The unfinished Mandapam adds even more charm to the temple that you cannot help but imagine the beauty of the place during the Vijayanagar period. An era of kings, royalty, where the beauty of the temple is enhanced by the brightness of the moonlight and oil lamps and pillars are decorated with flowers. Truly history was royal and everything made or done was extravagant, unique and flawless. With no undo option, this finesse work required years of dedication and practice to master the skill with no place for a mediocre job.
Also, tucked away in the corner of the temple is a massive monolithic seven headed serpent shielding the Shivling. An interesting snippet about this carving is that it is believed to have been carved out at a lightening speed by the artisans while lunch was being prepared for them. On the other side of this huge rock is a massive sculpture of Lord Ganesha. We stood there awestruck on how a huge boulder was turned into a piece of fine art.
Take a walk around the temple and be spellbound by the carvings, the state of the art ancient drainage system, the rock solid structure and the creativity bringing life to these rocks and pillars. The temple is open throughout the year and daily rituals and pujas are performed. However, the inner sanctum is open from 7 am to 6 pm.
The temple hardly receives any crowd and hence is very calm and serene. It is a perfect place for soul searching. Time stands still here and you can forget all your worries and just live the moment. By sunset, birds of different feathers make the temple premises their home.
It is disheartening to see such an impressive piece of history and fine craftsmanship being neglected by the Government. In its heyday the temple complex is believed to have been spread over a whooping 100 acres but now it has been confined to mere 6 acres. Due to rampant encroachment by businesses, human settlements and government establishments, a great deal of history, artifacts, sculpture etc. are lost forever. The extraordinary mural art on the temple ceiling has not been preserved and has gone beyond a point of restoration.
To boost tourism, the Government has constructed a sparkling new Haritha Resort run by APTDC offering fine and spacious rooms at a reasonable price. Do use their online portal for reservations. The restaurant serves basic but exceptionally good food. This stay option is a steal deal for the money.
Another fine initiative championed by MLA Balakrishna is the water purifier plant for the benefit of the people.
Lepakshi, where life appears to be calm, peaceful and less chaotic. The entire town shuts down by late evening allowing one to soak in the beauty around. With too many rocks and boulders in the vicinity this place is perfect for rock climbing as well. Take the lesser known trail to Lepakshi before it becomes a hotshot tourist destination.

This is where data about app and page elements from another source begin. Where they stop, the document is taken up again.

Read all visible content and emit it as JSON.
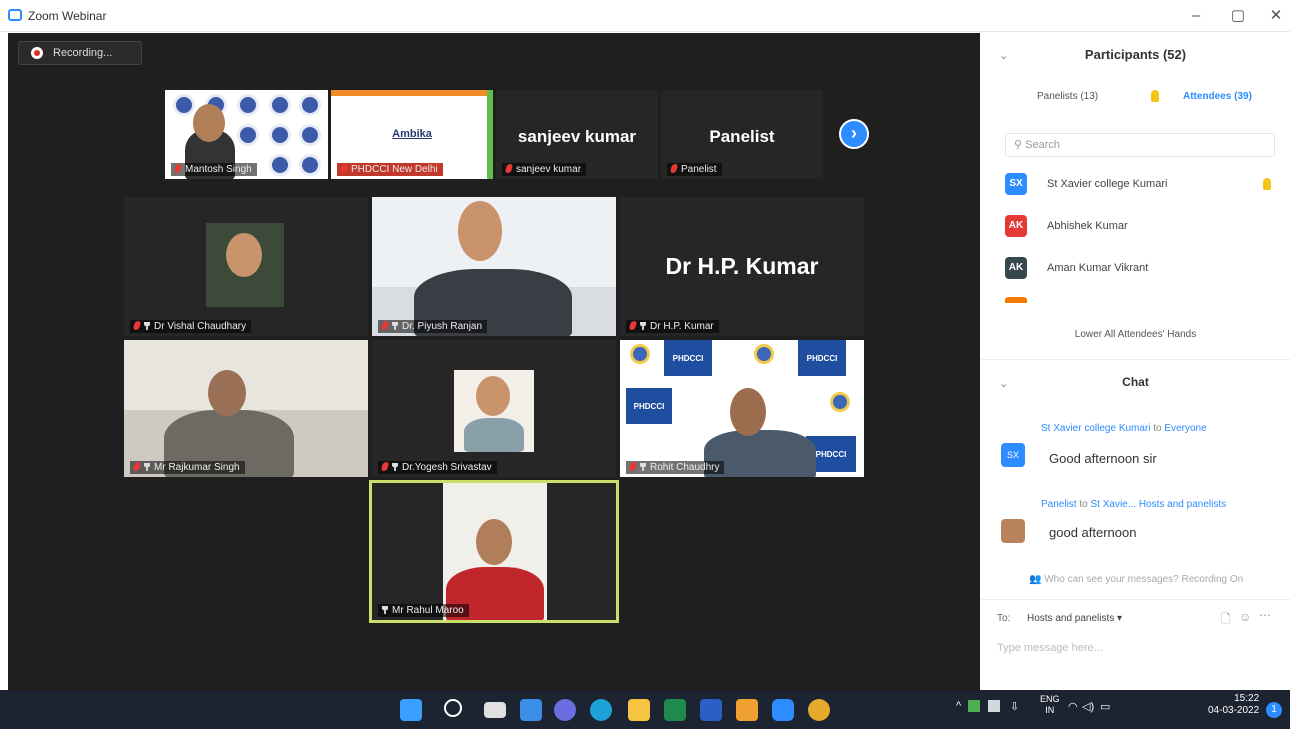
{
  "window": {
    "title": "Zoom Webinar"
  },
  "recording": {
    "label": "Recording..."
  },
  "tiles_top": [
    {
      "name": "Mantosh Singh"
    },
    {
      "name": "PHDCCI New Delhi",
      "slide_brand": "Ambika"
    },
    {
      "name": "sanjeev kumar",
      "display": "sanjeev kumar"
    },
    {
      "name": "Panelist",
      "display": "Panelist"
    }
  ],
  "tiles_main": [
    {
      "name": "Dr Vishal Chaudhary"
    },
    {
      "name": "Dr. Piyush Ranjan"
    },
    {
      "name": "Dr H.P. Kumar",
      "display": "Dr H.P. Kumar"
    },
    {
      "name": "Mr Rajkumar Singh"
    },
    {
      "name": "Dr.Yogesh Srivastav"
    },
    {
      "name": "Rohit Chaudhry",
      "banner": "PHDCCI"
    },
    {
      "name": "Mr Rahul Maroo"
    }
  ],
  "participants": {
    "title": "Participants (52)",
    "tab_panelists": "Panelists (13)",
    "tab_attendees": "Attendees (39)",
    "search_placeholder": "Search",
    "list": [
      {
        "initials": "SX",
        "name": "St Xavier college Kumari",
        "color": "#2d8cff"
      },
      {
        "initials": "AK",
        "name": "Abhishek Kumar",
        "color": "#e53935"
      },
      {
        "initials": "AK",
        "name": "Aman Kumar Vikrant",
        "color": "#37474f"
      }
    ],
    "lower_all": "Lower All Attendees' Hands"
  },
  "chat": {
    "title": "Chat",
    "messages": [
      {
        "initials": "SX",
        "from": "St Xavier college Kumari",
        "to_word": "to",
        "to": "Everyone",
        "text": "Good afternoon sir"
      },
      {
        "from": "Panelist",
        "to_word": "to",
        "to": "St Xavie... Hosts and panelists",
        "text": "good afternoon"
      }
    ],
    "who_can_see": "Who can see your messages? Recording On",
    "to_label": "To:",
    "to_value": "Hosts and panelists",
    "input_placeholder": "Type message here..."
  },
  "taskbar": {
    "lang_top": "ENG",
    "lang_bottom": "IN",
    "time": "15:22",
    "date": "04-03-2022",
    "notifications": "1"
  },
  "colors": {
    "zoom_blue": "#2d8cff",
    "stage_bg": "#1f1f1f",
    "active_speaker": "#c8e06a"
  }
}
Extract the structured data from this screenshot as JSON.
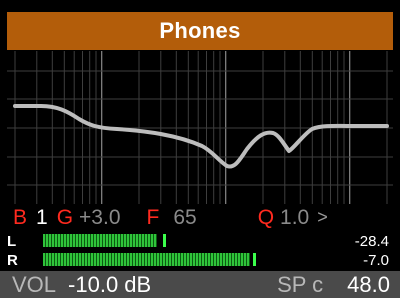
{
  "title": "Phones",
  "params": {
    "band_label": "B",
    "band_value": "1",
    "gain_label": "G",
    "gain_value": "+3.0",
    "freq_label": "F",
    "freq_value": "65",
    "q_label": "Q",
    "q_value": "1.0",
    "next_icon": "chevron-right-icon"
  },
  "meters": [
    {
      "channel": "L",
      "db": "-28.4",
      "level": 0.39,
      "peak": 0.41
    },
    {
      "channel": "R",
      "db": "-7.0",
      "level": 0.71,
      "peak": 0.72
    }
  ],
  "status": {
    "vol_label": "VOL",
    "vol_value": "-10.0 dB",
    "sp_label": "SP c",
    "sp_value": "48.0"
  },
  "colors": {
    "title_bar": "#b35d0a",
    "param_label": "#ff2a1f",
    "meter_green": "#2fc43a",
    "status_bar": "#4a4a4a",
    "curve": "#bdbdbd",
    "grid": "#5a5a5a"
  }
}
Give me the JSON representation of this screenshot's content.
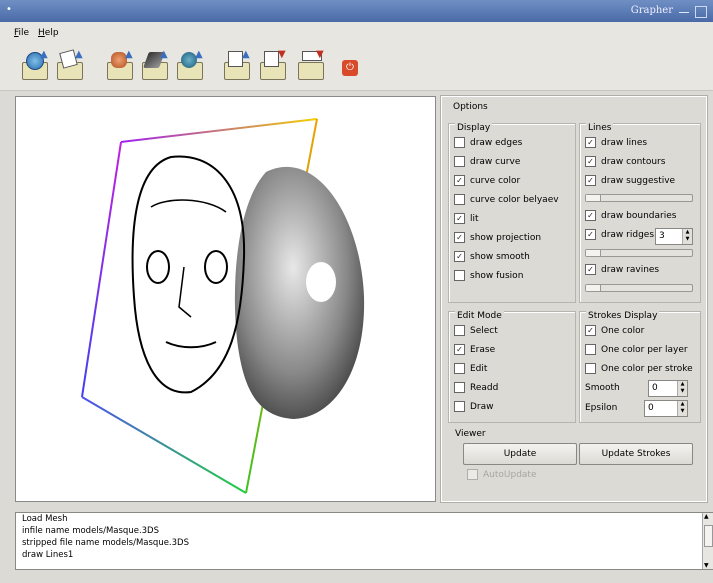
{
  "window": {
    "title": "Grapher",
    "icon": "app-dot-icon"
  },
  "menu": {
    "file": "File",
    "help": "Help"
  },
  "toolbar": {
    "buttons": [
      {
        "name": "open-mesh-button",
        "icon": "globe-folder-icon"
      },
      {
        "name": "open-sketch-button",
        "icon": "sketch-folder-icon"
      },
      {
        "name": "open-head-button",
        "icon": "head-folder-icon"
      },
      {
        "name": "open-shape-button",
        "icon": "shape-folder-icon"
      },
      {
        "name": "open-blob-button",
        "icon": "blob-folder-icon"
      },
      {
        "name": "load-strokes-button",
        "icon": "document-folder-icon"
      },
      {
        "name": "save-strokes-button",
        "icon": "document-save-icon"
      },
      {
        "name": "export-button",
        "icon": "export-folder-icon"
      },
      {
        "name": "quit-button",
        "icon": "power-icon"
      }
    ]
  },
  "options": {
    "title": "Options",
    "display": {
      "title": "Display",
      "items": [
        {
          "label": "draw edges",
          "checked": false
        },
        {
          "label": "draw curve",
          "checked": false
        },
        {
          "label": "curve color",
          "checked": true
        },
        {
          "label": "curve color belyaev",
          "checked": false
        },
        {
          "label": "lit",
          "checked": true
        },
        {
          "label": "show projection",
          "checked": true
        },
        {
          "label": "show smooth",
          "checked": true
        },
        {
          "label": "show fusion",
          "checked": false
        }
      ]
    },
    "lines": {
      "title": "Lines",
      "draw_lines": "draw lines",
      "draw_contours": "draw contours",
      "draw_suggestive": "draw suggestive",
      "draw_boundaries": "draw boundaries",
      "draw_ridges": "draw ridges",
      "ridges_value": "3",
      "draw_ravines": "draw ravines"
    },
    "edit_mode": {
      "title": "Edit Mode",
      "items": [
        {
          "label": "Select",
          "checked": false
        },
        {
          "label": "Erase",
          "checked": true
        },
        {
          "label": "Edit",
          "checked": false
        },
        {
          "label": "Readd",
          "checked": false
        },
        {
          "label": "Draw",
          "checked": false
        }
      ]
    },
    "strokes_display": {
      "title": "Strokes Display",
      "one_color": "One color",
      "one_color_per_layer": "One color per layer",
      "one_color_per_stroke": "One color per stroke",
      "smooth_label": "Smooth",
      "smooth_value": "0",
      "epsilon_label": "Epsilon",
      "epsilon_value": "0"
    },
    "viewer": {
      "title": "Viewer",
      "update": "Update",
      "update_strokes": "Update Strokes",
      "auto_update": "AutoUpdate"
    }
  },
  "log": {
    "lines": [
      "Load Mesh",
      "infile name models/Masque.3DS",
      "stripped file name models/Masque.3DS",
      "draw Lines1"
    ]
  }
}
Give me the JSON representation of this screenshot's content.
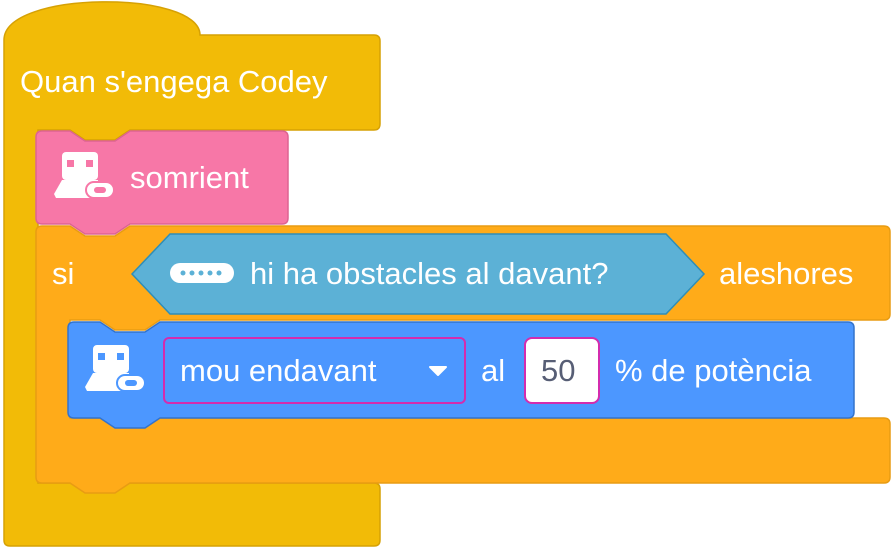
{
  "colors": {
    "events": "#f2bb07",
    "looks": "#f777a7",
    "control": "#ffab19",
    "sensor": "#5cb1d6",
    "motion": "#4c97ff",
    "field_border": "#d42cae"
  },
  "hat": {
    "label": "Quan s'engega Codey"
  },
  "face_block": {
    "icon": "codey-robot-icon",
    "label": "somrient"
  },
  "if_block": {
    "if_label": "si",
    "then_label": "aleshores",
    "condition": {
      "icon": "ultrasonic-sensor-icon",
      "label": "hi ha obstacles al davant?"
    }
  },
  "move_block": {
    "icon": "codey-robot-icon",
    "direction": "mou endavant",
    "at_label": "al",
    "power": "50",
    "unit_label": "% de potència"
  }
}
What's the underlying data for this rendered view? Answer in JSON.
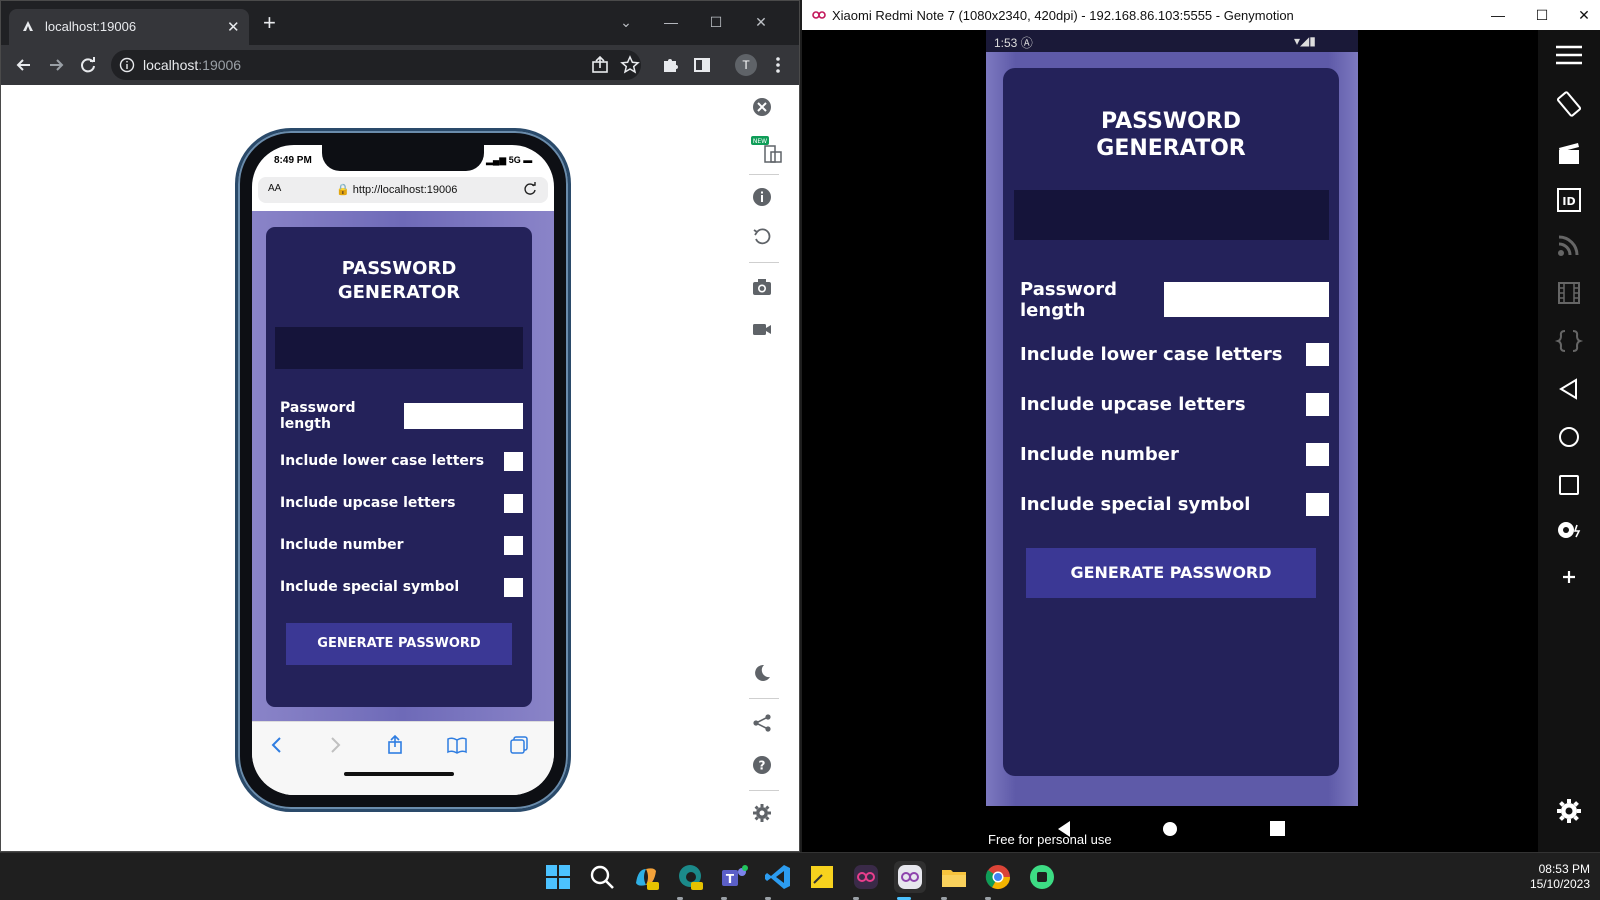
{
  "chrome": {
    "tab_title": "localhost:19006",
    "url_host": "localhost",
    "url_port": ":19006",
    "profile_initial": "T",
    "new_badge": "NEW"
  },
  "iphone": {
    "time": "8:49 PM",
    "network": "5G",
    "aa_label": "AA",
    "url": "http://localhost:19006"
  },
  "app": {
    "title_line1": "PASSWORD",
    "title_line2": "GENERATOR",
    "password_output": "",
    "length_label": "Password length",
    "length_value": "",
    "options": [
      {
        "label": "Include lower case letters"
      },
      {
        "label": "Include upcase letters"
      },
      {
        "label": "Include number"
      },
      {
        "label": "Include special symbol"
      }
    ],
    "generate_label": "GENERATE PASSWORD"
  },
  "genymotion": {
    "window_title": "Xiaomi Redmi Note 7 (1080x2340, 420dpi) - 192.168.86.103:5555 - Genymotion",
    "android_time": "1:53",
    "watermark": "Free for personal use"
  },
  "taskbar": {
    "time": "08:53 PM",
    "date": "15/10/2023"
  },
  "colors": {
    "card": "#24225a",
    "output": "#15143a",
    "button": "#3b3895",
    "background_glow": "#7d79c0"
  }
}
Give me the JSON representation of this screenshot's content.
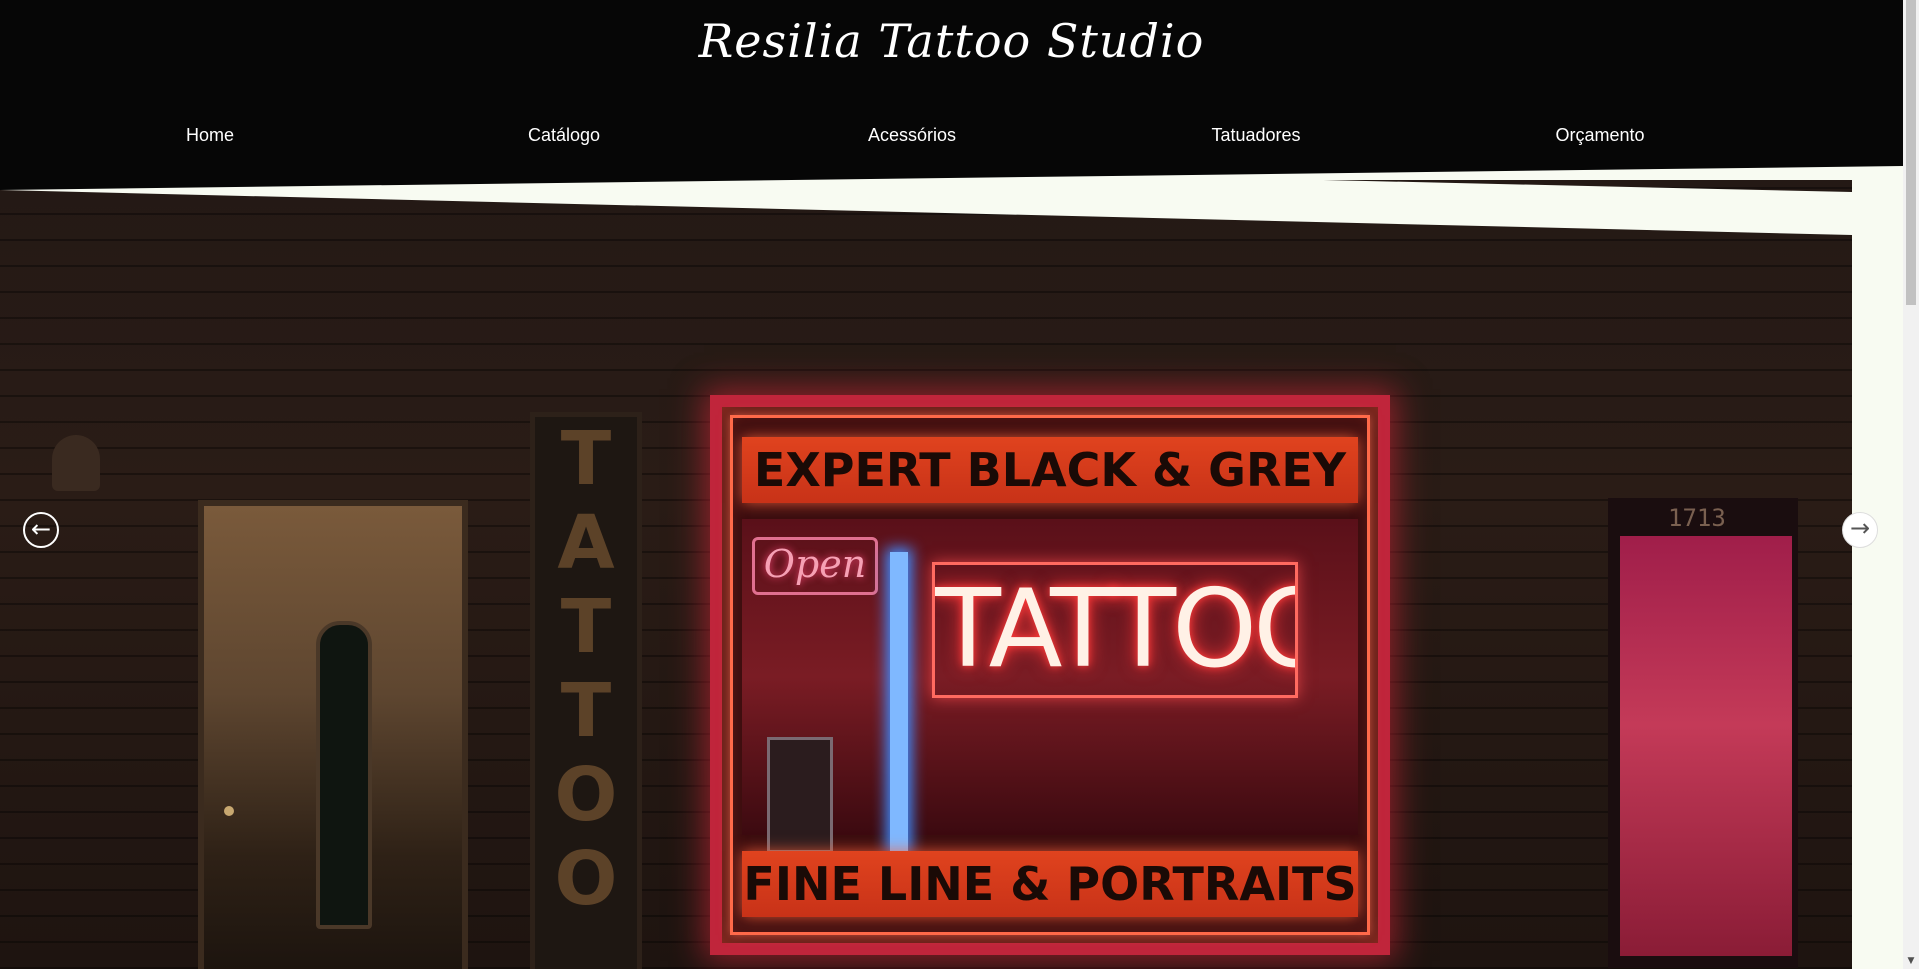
{
  "site": {
    "title": "Resilia Tattoo Studio"
  },
  "nav": {
    "items": [
      {
        "label": "Home"
      },
      {
        "label": "Catálogo"
      },
      {
        "label": "Acessórios"
      },
      {
        "label": "Tatuadores"
      },
      {
        "label": "Orçamento"
      }
    ]
  },
  "hero": {
    "sign_top": "EXPERT BLACK & GREY",
    "sign_bottom": "FINE LINE & PORTRAITS",
    "neon_text": "TATTOO",
    "open_sign": "Open",
    "vertical_sign": [
      "T",
      "A",
      "T",
      "T",
      "O",
      "O"
    ],
    "door_number": "1713"
  },
  "carousel": {
    "prev_icon": "arrow-left-circle-icon",
    "next_icon": "arrow-right-circle-icon"
  },
  "colors": {
    "header_bg": "#060606",
    "page_bg": "#f8fbf2",
    "neon_red": "#c0253b"
  }
}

How to reach:
By Air: Bangalore International Airport 100 km from Lepakshi is the nearest airport.
By Rail: Hindupur 14 km from Lepakshi is the nearest railway station.
By Road: Brilliant NH 7 connects Lepakshi and Bangalore/Hyderabad.